America made The Cool World and Transformers 3
What did those nancy Eurozone countries ever make?
#teamUSA

Fuzzbuc​ket

about 2 years ago

I can agree with that johnson​isjohns​on.

The Future Mr. Gitts

over 1 year ago

Sure, I’ll play the game. I’d pose the subject as “nations responsible for the most significant contributions to the advancement of cinema, for better or worse,” and I’d rank them as follows…

1) United States – early cameras, silent cinema progress, chaplin, keaton, hollywood studio system, production code, ford, welles, capra, wyler, chuck jones, disney, film noir, huston, wilder, hitchcock (american productions), kubrick, new hollywood, spielberg, scorsese, ashby, allen, malick, peckinpah, altman, coppola, blockbuster era, american independent cinema, soderbergh, jarmusch, tarantino, pta

2) France – lumiere bros, melies, vigo, renoir, french impressionism, carne, clouzot, melville, cahiers du cinema & french new wave, truffaut, godard, varda, rohmer, rivette, resnais, new french extremity, denis, audiard

3) Japan – jidaigeki, naruse, mizoguchi, ozu, kurosawa, japanese new wave, oshima, shinoda, suzuki, anime, ghibli, miyazaki, j-horror, yakuza, miike, kitano, kore-eda

4) Italy – italian neorealism, de sica, rossellini… fellini, art films, antonioni, bertolucci, pasolini, spaghetti western, leone, giallo, argento,

5) USSR/Russia – propaganda, montage, pudovkin, eisenstein, dovzhenko, vertov, sculpting in time, tarkovsky, sokurov

6) Germany – german expressionism, murnau, lang, propaganda, riefenstahl, new german cinema, fassbinder, herzog, wenders

After that, I feel like there’s a notable drop-off… maybe India, UK, China/HK, Sweden, Denmark, Iran…

BALISTI​K

over 1 year ago

Can you really count Chaplin as an american contribution?
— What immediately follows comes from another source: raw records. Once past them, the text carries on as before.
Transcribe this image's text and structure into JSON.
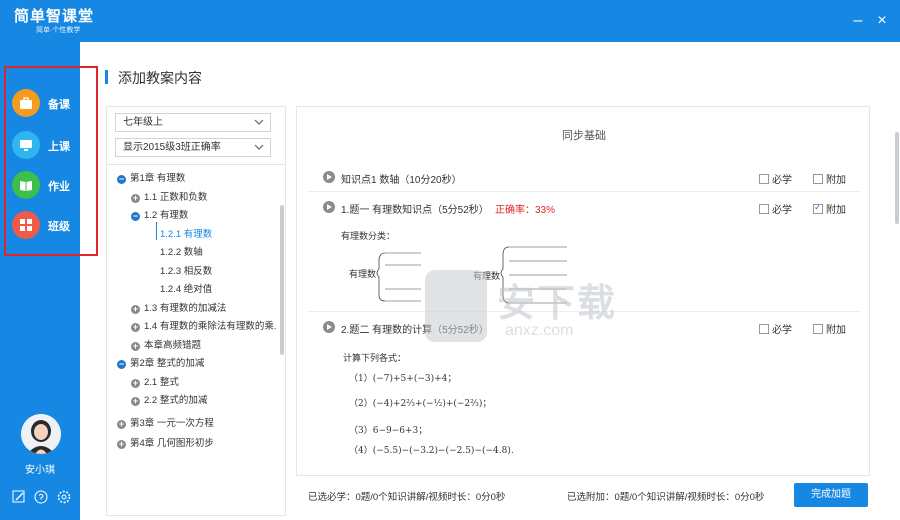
{
  "app": {
    "logo_text": "简单智课堂",
    "logo_sub": "简单·个性教学"
  },
  "window": {
    "minimize": "–",
    "close": "×"
  },
  "sidebar": {
    "items": [
      {
        "label": "备课",
        "icon": "briefcase-icon",
        "color": "#f59b1e"
      },
      {
        "label": "上课",
        "icon": "monitor-icon",
        "color": "#2fb6f0"
      },
      {
        "label": "作业",
        "icon": "book-icon",
        "color": "#3cbf4b"
      },
      {
        "label": "班级",
        "icon": "grid-icon",
        "color": "#f25a48"
      }
    ],
    "user_name": "安小琪",
    "tools": [
      "edit-icon",
      "help-icon",
      "settings-icon"
    ]
  },
  "page": {
    "title": "添加教案内容"
  },
  "filters": {
    "grade": "七年级上",
    "display": "显示2015级3班正确率"
  },
  "tree": [
    {
      "label": "第1章  有理数",
      "toggle": "−",
      "open": true
    },
    {
      "label": "1.1 正数和负数",
      "toggle": "+"
    },
    {
      "label": "1.2 有理数",
      "toggle": "−",
      "open": true
    },
    {
      "label": "1.2.1 有理数",
      "selected": true
    },
    {
      "label": "1.2.2 数轴"
    },
    {
      "label": "1.2.3 相反数"
    },
    {
      "label": "1.2.4 绝对值"
    },
    {
      "label": "1.3 有理数的加减法",
      "toggle": "+"
    },
    {
      "label": "1.4 有理数的乘除法有理数的乘...",
      "toggle": "+"
    },
    {
      "label": "本章高频错题",
      "toggle": "+"
    },
    {
      "label": "第2章  整式的加减",
      "toggle": "−",
      "open": true
    },
    {
      "label": "2.1 整式",
      "toggle": "+"
    },
    {
      "label": "2.2 整式的加减",
      "toggle": "+"
    },
    {
      "label": "第3章  一元一次方程",
      "toggle": "+"
    },
    {
      "label": "第4章  几何图形初步",
      "toggle": "+"
    }
  ],
  "content": {
    "section_title": "同步基础",
    "required_label": "必学",
    "extra_label": "附加",
    "rows": [
      {
        "text": "知识点1   数轴（10分20秒）",
        "rate": "",
        "required": false,
        "extra": false
      },
      {
        "text": "1.题一   有理数知识点（5分52秒）",
        "rate": "正确率：33%",
        "required": false,
        "extra": true
      },
      {
        "text": "2.题二   有理数的计算（5分52秒）",
        "rate": "",
        "required": false,
        "extra": false
      }
    ],
    "q1_lines": [
      "有理数分类：",
      "有理数",
      "有理数"
    ],
    "q2_title": "计算下列各式：",
    "q2_lines": [
      "（1）(−7)+5+(−3)+4；",
      "（2）(−4)+2⅔+(−½)+(−2⅔)；",
      "（3）6−9−6+3；",
      "（4）(−5.5)−(−3.2)−(−2.5)−(−4.8)."
    ]
  },
  "footer": {
    "required_summary": "已选必学：0题/0个知识讲解/视频时长：0分0秒",
    "extra_summary": "已选附加：0题/0个知识讲解/视频时长：0分0秒",
    "finish_button": "完成加题"
  },
  "watermark": {
    "text": "安下载",
    "sub": "anxz.com"
  },
  "colors": {
    "brand": "#1688e4",
    "highlight_box": "#e0262a",
    "rate": "#e0262a"
  }
}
He was officially a british citizen but most importantly, he considered himself a citizen of the world.

Scottie Ferguso​n

over 1 year ago

1. US
2. France
3. Japan
4. Italy
5. USSR/Russia
6. Germany
7. UK
8. India
9. China/Hong Kong
10. Sweden

That seems to be the consensus top ten. The Future Mr. Gittes kinda hit the nail right on the head.

Kenji

over 1 year ago

Consensus, influence, power, fame, received wisdom- forget them all.

A single butterfly in China or South America can affect the whole planet.

Louis le Prince

Scampi

over 1 year ago

France
USA
China
Korea

Taiwan
Hungary
India
Sweden